Links to the story “Backward Sunspot” have appeared in quite a few of the maililng lists I subscribe to. Aside from the good news that the backward sunspot may signal the start of a new sunspot cycle, the article is interesting reading.
Here’s something I just learned about sunspots:
“Backward” means magnetically backward. [David] Hathaway, [a solar physicist at the Marshall Space Flight in Huntsville, Alabama] explains:
Sunspots are planet-sized magnets created by the sun’s inner magnetic dynamo. Like all magnets in the Universe, sunspots have north (N) and south (S) magnetic poles.
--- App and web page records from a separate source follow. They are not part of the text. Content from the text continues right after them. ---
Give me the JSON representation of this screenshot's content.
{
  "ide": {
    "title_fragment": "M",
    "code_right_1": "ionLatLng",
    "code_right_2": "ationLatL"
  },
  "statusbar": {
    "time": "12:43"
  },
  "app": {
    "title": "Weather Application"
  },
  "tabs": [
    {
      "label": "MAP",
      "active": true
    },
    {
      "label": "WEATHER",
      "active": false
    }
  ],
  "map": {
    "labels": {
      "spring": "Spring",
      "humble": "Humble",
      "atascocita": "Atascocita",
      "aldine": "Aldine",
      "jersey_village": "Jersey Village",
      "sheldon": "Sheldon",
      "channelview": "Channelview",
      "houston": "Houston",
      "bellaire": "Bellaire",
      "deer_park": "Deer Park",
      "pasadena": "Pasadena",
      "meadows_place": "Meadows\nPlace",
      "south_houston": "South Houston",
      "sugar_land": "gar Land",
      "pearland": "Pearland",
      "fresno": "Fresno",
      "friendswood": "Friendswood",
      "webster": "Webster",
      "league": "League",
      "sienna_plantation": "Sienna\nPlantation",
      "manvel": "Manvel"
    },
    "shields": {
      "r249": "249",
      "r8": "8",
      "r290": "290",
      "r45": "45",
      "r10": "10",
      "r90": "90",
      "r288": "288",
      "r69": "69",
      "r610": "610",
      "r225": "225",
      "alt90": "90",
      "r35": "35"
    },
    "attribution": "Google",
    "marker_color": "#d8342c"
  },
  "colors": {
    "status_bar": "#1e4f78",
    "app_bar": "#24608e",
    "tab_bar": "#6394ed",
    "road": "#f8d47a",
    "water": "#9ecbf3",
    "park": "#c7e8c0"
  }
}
The sunspot of July 31st popped up at solar longitude 65 degrees W, latitude 13 degrees S. Sunspots in that area are normally oriented N-S. The newcomer, however, was S-N, opposite the norm.
Looks like the fun is about to begin.